## WHAT THE EXERCISE ASKS
Search term "desc": please show all lines in the listing that contain it.

## DATA
++++++++++

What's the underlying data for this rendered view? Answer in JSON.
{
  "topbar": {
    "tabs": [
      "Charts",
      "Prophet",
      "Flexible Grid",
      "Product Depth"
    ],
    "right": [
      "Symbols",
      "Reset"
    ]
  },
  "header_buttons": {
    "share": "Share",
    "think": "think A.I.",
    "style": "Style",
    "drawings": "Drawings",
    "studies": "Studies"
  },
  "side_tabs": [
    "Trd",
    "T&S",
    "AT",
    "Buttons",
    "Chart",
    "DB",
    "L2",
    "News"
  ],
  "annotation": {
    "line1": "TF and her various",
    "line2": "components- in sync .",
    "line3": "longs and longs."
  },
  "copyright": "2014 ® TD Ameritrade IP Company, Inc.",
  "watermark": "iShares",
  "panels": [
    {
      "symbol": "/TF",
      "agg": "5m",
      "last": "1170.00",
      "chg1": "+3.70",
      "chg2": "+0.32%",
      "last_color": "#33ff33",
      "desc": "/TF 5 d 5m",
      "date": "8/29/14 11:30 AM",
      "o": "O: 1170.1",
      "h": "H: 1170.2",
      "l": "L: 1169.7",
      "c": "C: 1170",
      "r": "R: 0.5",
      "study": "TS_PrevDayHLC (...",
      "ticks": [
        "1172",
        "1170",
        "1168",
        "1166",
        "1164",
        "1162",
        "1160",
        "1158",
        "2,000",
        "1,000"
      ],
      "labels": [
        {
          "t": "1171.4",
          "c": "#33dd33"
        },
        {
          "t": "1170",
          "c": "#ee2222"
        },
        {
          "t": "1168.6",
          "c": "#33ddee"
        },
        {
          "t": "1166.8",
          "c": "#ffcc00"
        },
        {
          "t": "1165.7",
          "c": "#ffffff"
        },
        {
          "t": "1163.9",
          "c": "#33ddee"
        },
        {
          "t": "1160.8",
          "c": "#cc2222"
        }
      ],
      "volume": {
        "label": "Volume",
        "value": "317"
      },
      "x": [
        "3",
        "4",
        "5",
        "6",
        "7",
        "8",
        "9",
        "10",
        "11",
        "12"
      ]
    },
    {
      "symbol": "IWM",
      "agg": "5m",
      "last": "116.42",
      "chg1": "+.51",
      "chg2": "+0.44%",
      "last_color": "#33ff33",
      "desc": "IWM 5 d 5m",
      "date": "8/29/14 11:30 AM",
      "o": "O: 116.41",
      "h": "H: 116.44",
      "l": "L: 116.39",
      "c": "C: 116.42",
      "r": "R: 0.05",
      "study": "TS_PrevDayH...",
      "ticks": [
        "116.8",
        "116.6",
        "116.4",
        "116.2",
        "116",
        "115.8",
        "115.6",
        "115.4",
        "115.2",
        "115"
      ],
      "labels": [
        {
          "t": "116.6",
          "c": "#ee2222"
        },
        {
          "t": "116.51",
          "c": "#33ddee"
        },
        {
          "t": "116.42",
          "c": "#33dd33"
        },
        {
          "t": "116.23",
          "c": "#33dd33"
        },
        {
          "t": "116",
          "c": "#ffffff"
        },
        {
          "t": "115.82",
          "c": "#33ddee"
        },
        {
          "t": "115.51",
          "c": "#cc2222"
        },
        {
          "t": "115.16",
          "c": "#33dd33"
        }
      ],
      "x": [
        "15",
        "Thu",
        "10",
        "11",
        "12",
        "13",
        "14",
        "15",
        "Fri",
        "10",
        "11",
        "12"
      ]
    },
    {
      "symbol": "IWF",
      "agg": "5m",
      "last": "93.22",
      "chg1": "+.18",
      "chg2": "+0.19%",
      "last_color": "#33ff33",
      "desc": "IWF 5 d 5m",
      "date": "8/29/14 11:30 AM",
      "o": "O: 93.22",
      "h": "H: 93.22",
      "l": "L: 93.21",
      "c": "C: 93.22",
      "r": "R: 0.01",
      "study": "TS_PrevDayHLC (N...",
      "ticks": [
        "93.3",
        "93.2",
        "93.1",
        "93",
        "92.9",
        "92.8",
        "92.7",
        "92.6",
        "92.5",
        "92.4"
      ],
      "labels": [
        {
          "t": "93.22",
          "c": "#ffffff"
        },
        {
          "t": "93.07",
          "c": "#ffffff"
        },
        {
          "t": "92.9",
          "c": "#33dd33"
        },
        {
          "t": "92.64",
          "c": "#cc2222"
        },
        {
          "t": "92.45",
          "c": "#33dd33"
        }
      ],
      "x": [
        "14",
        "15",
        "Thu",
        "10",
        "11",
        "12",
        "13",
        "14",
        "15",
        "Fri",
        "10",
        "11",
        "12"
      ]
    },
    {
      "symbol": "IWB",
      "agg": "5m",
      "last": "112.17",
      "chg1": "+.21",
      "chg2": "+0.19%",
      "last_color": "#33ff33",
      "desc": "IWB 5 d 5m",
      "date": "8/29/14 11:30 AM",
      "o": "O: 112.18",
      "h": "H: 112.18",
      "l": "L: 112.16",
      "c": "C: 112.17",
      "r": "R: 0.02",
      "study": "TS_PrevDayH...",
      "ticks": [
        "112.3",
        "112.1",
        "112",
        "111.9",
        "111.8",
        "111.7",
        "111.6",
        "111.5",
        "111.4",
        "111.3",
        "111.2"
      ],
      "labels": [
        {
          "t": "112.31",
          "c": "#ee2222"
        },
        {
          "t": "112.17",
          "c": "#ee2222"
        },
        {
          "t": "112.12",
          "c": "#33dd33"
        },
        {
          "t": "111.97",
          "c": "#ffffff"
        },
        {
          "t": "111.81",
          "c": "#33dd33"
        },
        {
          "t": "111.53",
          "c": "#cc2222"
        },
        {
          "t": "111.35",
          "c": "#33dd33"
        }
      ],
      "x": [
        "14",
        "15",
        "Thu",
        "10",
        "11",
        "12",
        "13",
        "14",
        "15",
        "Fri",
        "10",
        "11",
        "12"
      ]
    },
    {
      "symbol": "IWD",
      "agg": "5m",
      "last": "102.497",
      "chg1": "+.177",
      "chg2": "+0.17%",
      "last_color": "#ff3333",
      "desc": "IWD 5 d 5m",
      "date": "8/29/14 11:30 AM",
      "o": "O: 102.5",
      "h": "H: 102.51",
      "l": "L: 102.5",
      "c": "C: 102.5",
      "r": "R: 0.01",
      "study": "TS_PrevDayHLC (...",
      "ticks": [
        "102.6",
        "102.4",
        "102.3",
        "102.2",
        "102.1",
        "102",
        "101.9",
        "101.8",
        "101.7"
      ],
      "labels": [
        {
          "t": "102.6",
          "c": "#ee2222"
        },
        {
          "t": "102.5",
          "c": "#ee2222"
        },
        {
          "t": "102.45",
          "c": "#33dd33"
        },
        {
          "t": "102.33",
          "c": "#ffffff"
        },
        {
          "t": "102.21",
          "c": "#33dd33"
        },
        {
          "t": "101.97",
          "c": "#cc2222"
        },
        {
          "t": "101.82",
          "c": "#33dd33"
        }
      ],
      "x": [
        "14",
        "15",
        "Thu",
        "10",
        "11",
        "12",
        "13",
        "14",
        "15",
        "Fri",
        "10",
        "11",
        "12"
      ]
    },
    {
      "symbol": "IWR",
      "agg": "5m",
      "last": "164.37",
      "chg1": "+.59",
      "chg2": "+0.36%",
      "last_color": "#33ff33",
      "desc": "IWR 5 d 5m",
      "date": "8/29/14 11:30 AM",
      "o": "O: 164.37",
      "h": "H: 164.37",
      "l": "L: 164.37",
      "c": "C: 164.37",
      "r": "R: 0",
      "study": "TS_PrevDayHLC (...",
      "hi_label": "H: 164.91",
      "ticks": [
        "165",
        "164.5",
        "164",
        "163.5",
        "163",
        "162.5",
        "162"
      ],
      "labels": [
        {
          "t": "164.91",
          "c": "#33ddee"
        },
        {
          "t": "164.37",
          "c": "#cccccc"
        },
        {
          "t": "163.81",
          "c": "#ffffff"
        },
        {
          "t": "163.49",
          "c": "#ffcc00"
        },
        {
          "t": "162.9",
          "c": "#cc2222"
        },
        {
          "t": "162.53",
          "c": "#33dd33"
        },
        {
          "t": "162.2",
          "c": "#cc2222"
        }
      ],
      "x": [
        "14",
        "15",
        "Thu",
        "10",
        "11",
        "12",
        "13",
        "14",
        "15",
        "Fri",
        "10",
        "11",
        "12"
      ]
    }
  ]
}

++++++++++

## SOLUTION TO THIS PROBLEM
      "desc": "/TF 5 d 5m",
      "desc": "IWM 5 d 5m",
      "desc": "IWF 5 d 5m",
      "desc": "IWB 5 d 5m",
      "desc": "IWD 5 d 5m",
      "desc": "IWR 5 d 5m",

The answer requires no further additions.